When I went to Harvard for the 1998-99 academic year, I didnt know what to expect. I would be a Fellow at the new Center for the Study of Values in Public Life based at Harvard Divinity School. My responsibilities were simply to research, write, and lecture. But when the opening lecture on "faith and politics" drew several hundred students and faculty, I suspected I was not going to have a quiet year. Regular forums on faith and politics followed every two weeks, focusing on topics such as the churches and welfare reform, the Bible and the poor, the "Big Gap," faith-based organizations in American public life, a movement for economic justice. Our gatherings attracted hundreds of students from the Divinity School, the Kennedy School of Government, the Law School, and even the Harvard Business School, and included many Harvard undergraduates and students from other schools in Boston, as well as leaders from the local community. We established a large core group for the regular forums, with many visitors each time as well. A sense of continuity and community developed, with a great feeling of progress made on the content of the discussions. Several faculty members and fellows from the Divinity School and the Kennedy School joined us and enriched our deliberations. The emphasis was on faith and action, and the response was almost overwhelming. We had clearly struck a chord.

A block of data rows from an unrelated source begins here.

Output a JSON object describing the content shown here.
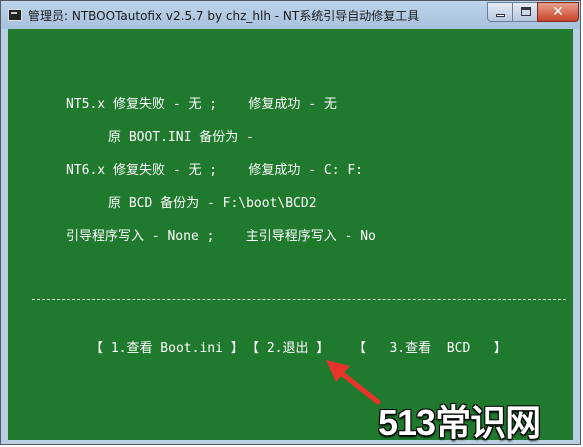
{
  "window": {
    "title": "管理员:  NTBOOTautofix v2.5.7 by chz_hlh - NT系统引导自动修复工具",
    "close_glyph": "✕",
    "icon": "console-icon"
  },
  "console": {
    "nt5_line": "NT5.x 修复失败 - 无 ;    修复成功 - 无",
    "nt5_backup": "原 BOOT.INI 备份为 -",
    "nt6_line": "NT6.x 修复失败 - 无 ;    修复成功 - C: F:",
    "nt6_backup": "原 BCD 备份为 - F:\\boot\\BCD2",
    "bootloader_line": "引导程序写入 - None ;    主引导程序写入 - No",
    "divider": "-----------------------------------------------------------------------------",
    "menu": {
      "item1": "【 1.查看 Boot.ini 】",
      "item2": "【 2.退出 】",
      "item3": "【   3.查看  BCD   】"
    }
  },
  "annotation": {
    "arrow_color": "#e8342a",
    "arrow_target": "menu-item-exit"
  },
  "watermark": "513常识网"
}
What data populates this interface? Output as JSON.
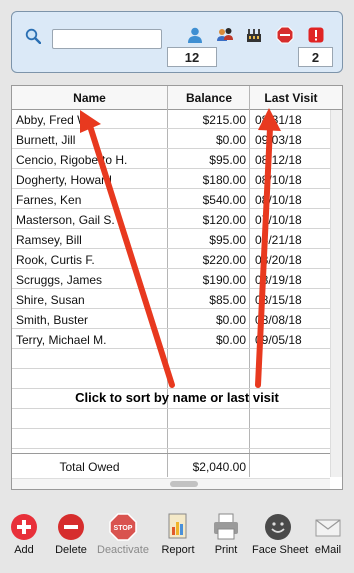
{
  "search": {
    "value": "",
    "placeholder": ""
  },
  "toolbar": {
    "icons": [
      "search-icon",
      "person-icon",
      "person-group-icon",
      "clinic-icon",
      "stop-sign-icon",
      "alert-icon"
    ],
    "active_count": "12",
    "alert_count": "2"
  },
  "table": {
    "columns": [
      "Name",
      "Balance",
      "Last Visit"
    ],
    "rows": [
      {
        "name": "Abby, Fred W.",
        "balance": "$215.00",
        "last_visit": "08/31/18"
      },
      {
        "name": "Burnett, Jill",
        "balance": "$0.00",
        "last_visit": "09/03/18"
      },
      {
        "name": "Cencio, Rigoberto H.",
        "balance": "$95.00",
        "last_visit": "08/12/18"
      },
      {
        "name": "Dogherty, Howard",
        "balance": "$180.00",
        "last_visit": "08/10/18"
      },
      {
        "name": "Farnes, Ken",
        "balance": "$540.00",
        "last_visit": "08/10/18"
      },
      {
        "name": "Masterson, Gail S.",
        "balance": "$120.00",
        "last_visit": "07/10/18"
      },
      {
        "name": "Ramsey, Bill",
        "balance": "$95.00",
        "last_visit": "08/21/18"
      },
      {
        "name": "Rook, Curtis F.",
        "balance": "$220.00",
        "last_visit": "08/20/18"
      },
      {
        "name": "Scruggs, James",
        "balance": "$190.00",
        "last_visit": "08/19/18"
      },
      {
        "name": "Shire, Susan",
        "balance": "$85.00",
        "last_visit": "08/15/18"
      },
      {
        "name": "Smith, Buster",
        "balance": "$0.00",
        "last_visit": "08/08/18"
      },
      {
        "name": "Terry, Michael M.",
        "balance": "$0.00",
        "last_visit": "09/05/18"
      }
    ],
    "total_label": "Total Owed",
    "total_value": "$2,040.00"
  },
  "annotation": "Click to sort by name or last visit",
  "colors": {
    "arrow": "#e8391f",
    "toolbar_bg": "#dbe9f7",
    "add": "#e8303a",
    "delete": "#d62d2d"
  },
  "bottom_bar": [
    {
      "label": "Add",
      "icon": "add-icon",
      "enabled": true
    },
    {
      "label": "Delete",
      "icon": "delete-icon",
      "enabled": true
    },
    {
      "label": "Deactivate",
      "icon": "stop-sign-icon",
      "enabled": false
    },
    {
      "label": "Report",
      "icon": "report-icon",
      "enabled": true
    },
    {
      "label": "Print",
      "icon": "printer-icon",
      "enabled": true
    },
    {
      "label": "Face Sheet",
      "icon": "face-icon",
      "enabled": true
    },
    {
      "label": "eMail",
      "icon": "email-icon",
      "enabled": true
    }
  ]
}
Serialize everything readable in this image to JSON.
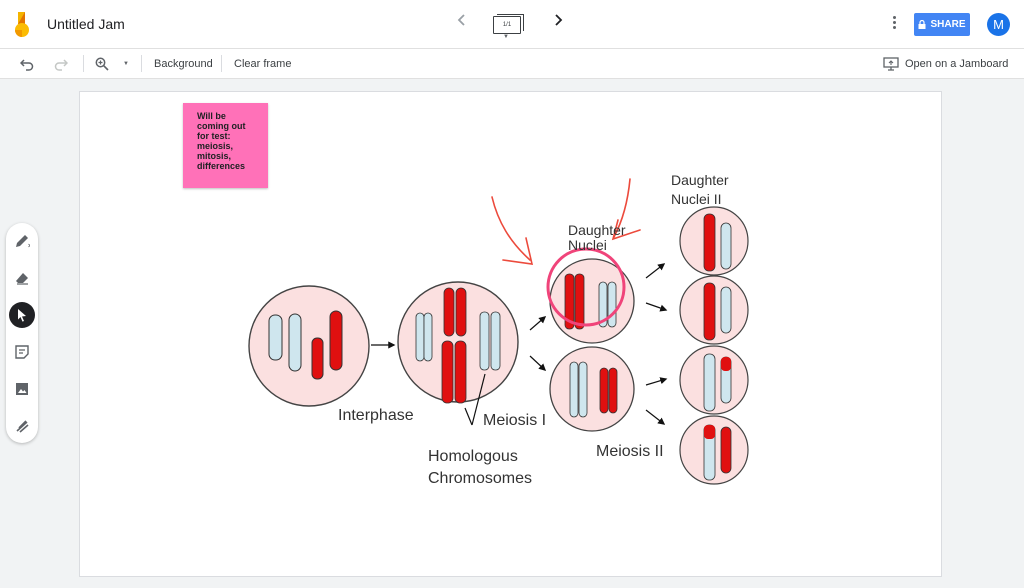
{
  "app": {
    "title": "Untitled Jam",
    "frame_indicator": "1/1",
    "share_label": "SHARE",
    "avatar_initial": "M",
    "accent": "#4285f4",
    "avatar_color": "#1a73e8"
  },
  "toolbar": {
    "undo_icon": "undo-icon",
    "redo_icon": "redo-icon",
    "zoom_icon": "zoom-in-icon",
    "background_label": "Background",
    "clear_frame_label": "Clear frame",
    "open_jamboard_label": "Open on a Jamboard"
  },
  "tools": [
    "pen-icon",
    "eraser-icon",
    "select-icon",
    "sticky-note-icon",
    "image-icon",
    "laser-icon"
  ],
  "sticky_note": {
    "lines": [
      "Will be",
      "coming out",
      "for test:",
      "meiosis,",
      "mitosis,",
      "differences"
    ],
    "color": "#ff71b8"
  },
  "diagram": {
    "labels": {
      "interphase": "Interphase",
      "meiosis_1": "Meiosis I",
      "meiosis_2": "Meiosis II",
      "homologous_1": "Homologous",
      "homologous_2": "Chromosomes",
      "daughter_nuclei_1": "Daughter",
      "daughter_nuclei_2": "Nuclei",
      "daughter_nuclei_ii_1": "Daughter",
      "daughter_nuclei_ii_2": "Nuclei II"
    },
    "cell_fill": "#fbe0e0",
    "chromosome_red": "#e01010",
    "chromosome_blue": "#cfe6ee",
    "annotation_color": "#ec4a3c",
    "highlight_circle_color": "#f0447a"
  }
}
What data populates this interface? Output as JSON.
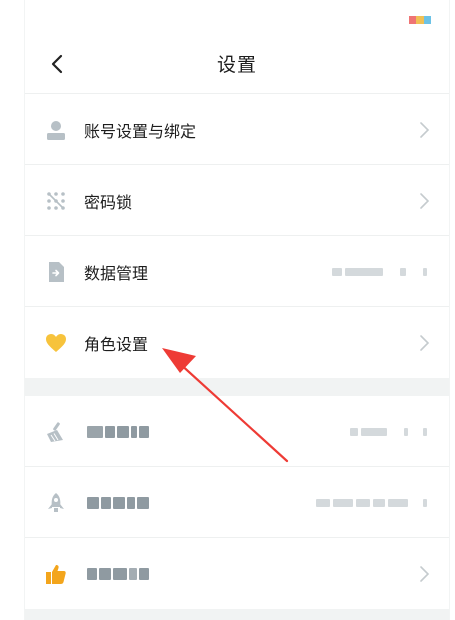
{
  "header": {
    "title": "设置",
    "back_icon": "chevron-left-icon"
  },
  "settings": [
    {
      "label": "账号设置与绑定",
      "icon": "user-icon"
    },
    {
      "label": "密码锁",
      "icon": "dots-grid-icon"
    },
    {
      "label": "数据管理",
      "icon": "document-icon"
    },
    {
      "label": "角色设置",
      "icon": "heart-icon"
    }
  ],
  "colors": {
    "accent_heart": "#f7c33c",
    "icon_gray": "#b7c0c6",
    "thumbs_up": "#f3a51c",
    "arrow_red": "#ee3b35",
    "status_bars": [
      "#ef7474",
      "#f0c055",
      "#6cc2e6"
    ]
  },
  "annotation": {
    "type": "red-arrow",
    "target": "角色设置"
  }
}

Throughout the year, the conversation about faith and politics continued to pick up steam. We focused, in particular, on the emerging role of faith-based organizations in critical areas of social policy from welfare reform to the deeper agenda of overcoming poverty. I was amazed at how that topic was being energetically discussed around the university. In our forums, we began to look at economic inequality as a religious issue and how it might be put on the churchs agenda and brought into the political debate. What was most heartening was the number and breadth of people who joined in the discussion. I was invited to speak in countless classes, and several campus student groups wanted similar discussions. Everywhere I went I encountered packed rooms to talk about faith and action.
Especially stimulating was the broad range of meetings and conversations I had with members of the Harvard faculty. In several regular gatherings for social policy and political discussions, the subject of religion and politics came up again and again. My friend Richard Parker and I hosted several "potluck" discussions of faith and politics for Harvard faculty and staff members, which proved to be very fruitful as well as a lot of fun. His history course on religion in American life, the first ever at the Kennedy School of Government, drew almost 100 students the first day of class. When I suggested he had a revival going on over there, he told me that was impossible. "I am an Episcopalian," he said.

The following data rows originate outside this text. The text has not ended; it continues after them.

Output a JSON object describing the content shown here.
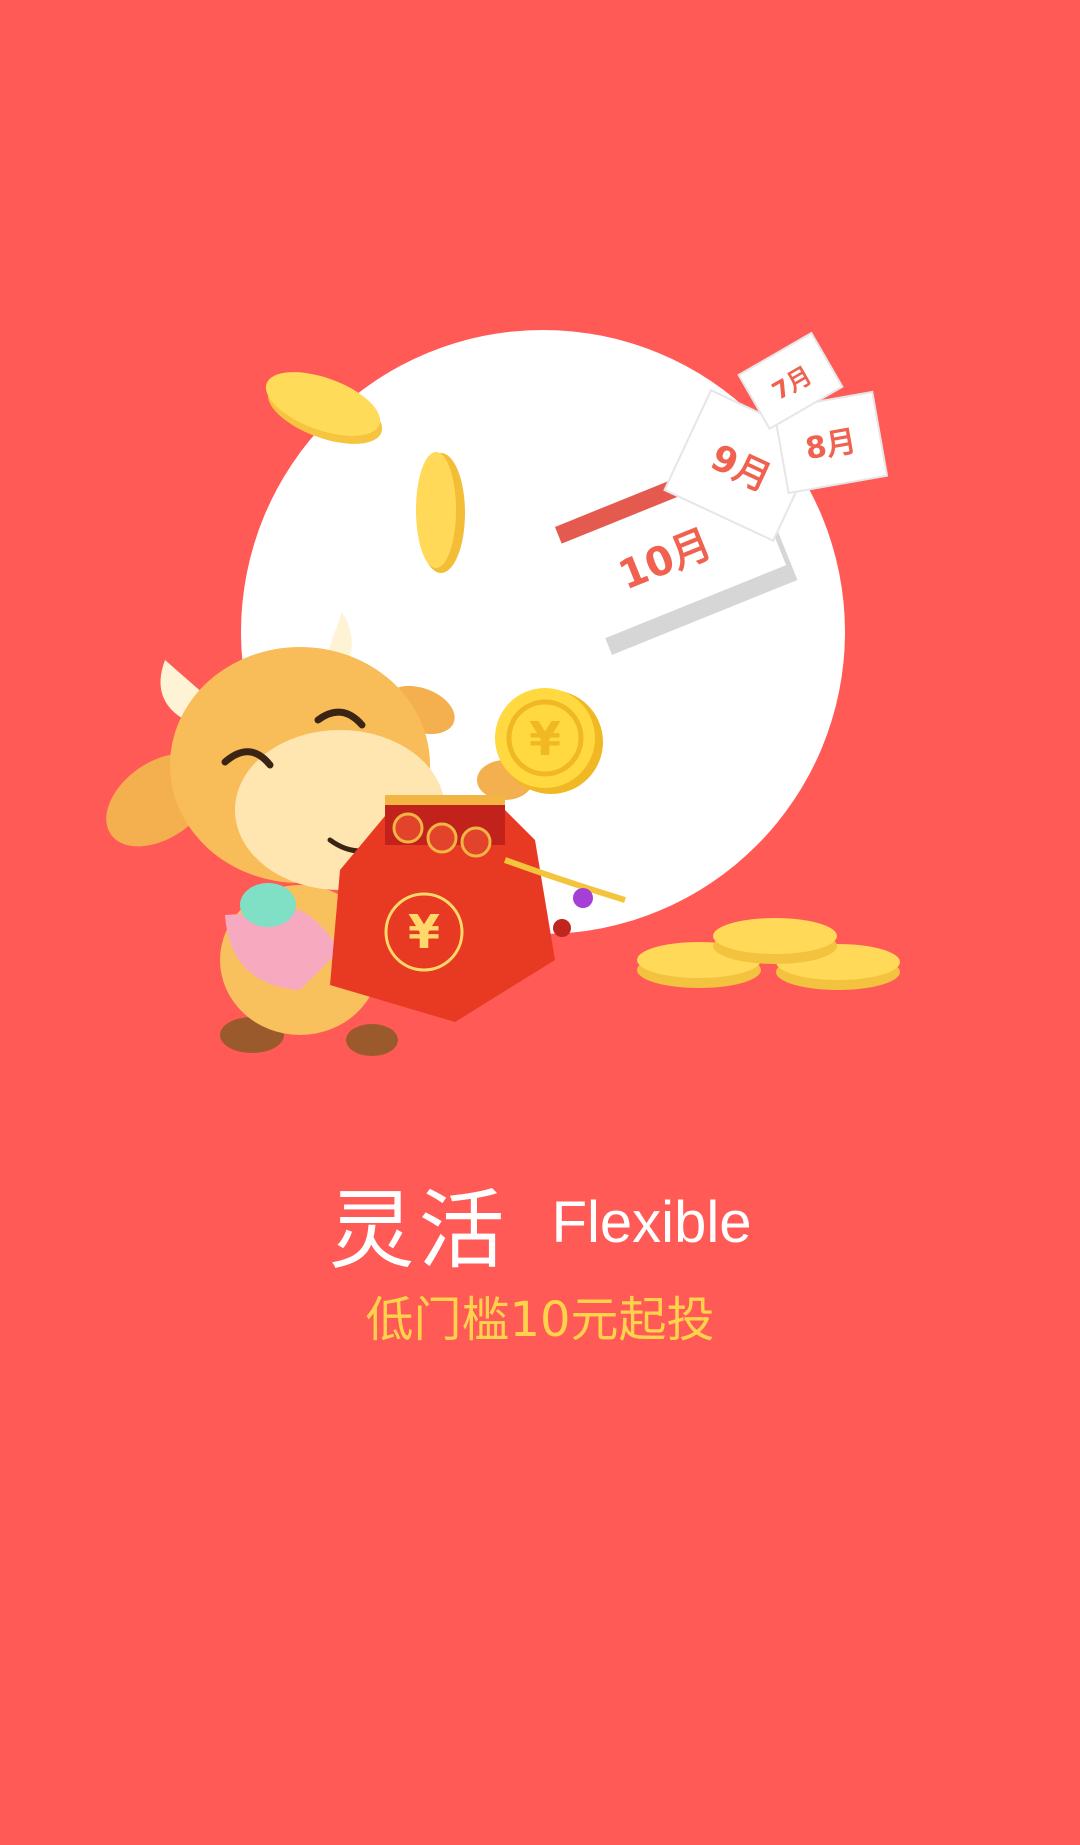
{
  "onboarding": {
    "title_cn": "灵活",
    "title_en": "Flexible",
    "subtitle": "低门槛10元起投"
  },
  "illustration": {
    "calendar_pages": [
      "10月",
      "9月",
      "8月",
      "7月"
    ],
    "coin_symbol": "¥",
    "bag_symbol": "¥"
  },
  "colors": {
    "background": "#FF5A56",
    "circle": "#FFFFFF",
    "subtitle": "#FFD24C",
    "coin": "#FFD24C"
  }
}
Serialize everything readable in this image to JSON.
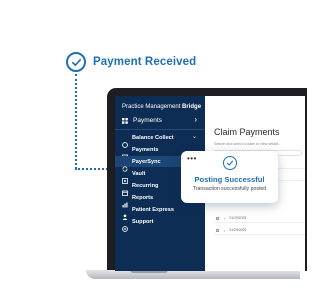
{
  "callout": {
    "text": "Payment Received",
    "icon": "check-circle-icon"
  },
  "app": {
    "brand_regular": "Practice Management",
    "brand_bold": "Bridge"
  },
  "sidebar": {
    "top_item": {
      "label": "Payments",
      "icon": "grid-icon"
    },
    "items": [
      {
        "label": "Balance Collect",
        "icon": "coin-icon",
        "has_chevron": true
      },
      {
        "label": "Payments",
        "icon": "card-icon"
      },
      {
        "label": "PayerSync",
        "icon": "sync-icon",
        "active": true
      },
      {
        "label": "Vault",
        "icon": "vault-icon"
      },
      {
        "label": "Recurring",
        "icon": "recurring-icon"
      },
      {
        "label": "Reports",
        "icon": "reports-icon"
      },
      {
        "label": "Patient Express",
        "icon": "patient-icon"
      },
      {
        "label": "Support",
        "icon": "support-icon"
      }
    ]
  },
  "main": {
    "title": "Claim Payments",
    "subtitle": "Search and select a claim to view details.",
    "rows": [
      {
        "date": ""
      },
      {
        "date": ""
      },
      {
        "date": "01/29/2025"
      },
      {
        "date": "01/25/2025"
      }
    ]
  },
  "popup": {
    "menu": "•••",
    "title": "Posting Successful",
    "message": "Transaction successfully posted"
  },
  "colors": {
    "brand_blue": "#1f6fb5",
    "sidebar": "#0d2d55",
    "sidebar_active": "#1c4675"
  }
}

Best of all were the countless personal conversations with students at Harvard. Its a real privilege to be part of a young persons discernment about his or her future. Several of my students were deciding to act on their faith by going into various "public ministries" in medicine, journalism, community organizing, and political advocacy. Others were involved in a living wage campaign at Harvard in support of campus workers. The friendships formed with many of those young people will, I suspect, continue for many years. As I approached the end of my year at Harvard, the interest in the work that we were doing around faith and politics was still just building. Something was certainly happening, and even at Harvard, it began to feel a little like a movement.
This fall I go back to Harvard to teach a course at the Kennedy School of Government on "faith, politics, and society." Just a few years ago such a course would likely have been impossible. Faith-based communities are finding opportunities to provide social leadership and help shape the public debate more than anytime in years. How we respond to such opportunities may be a test of our faith.
JIM WALLIS is editor-in-chief ofSojourners.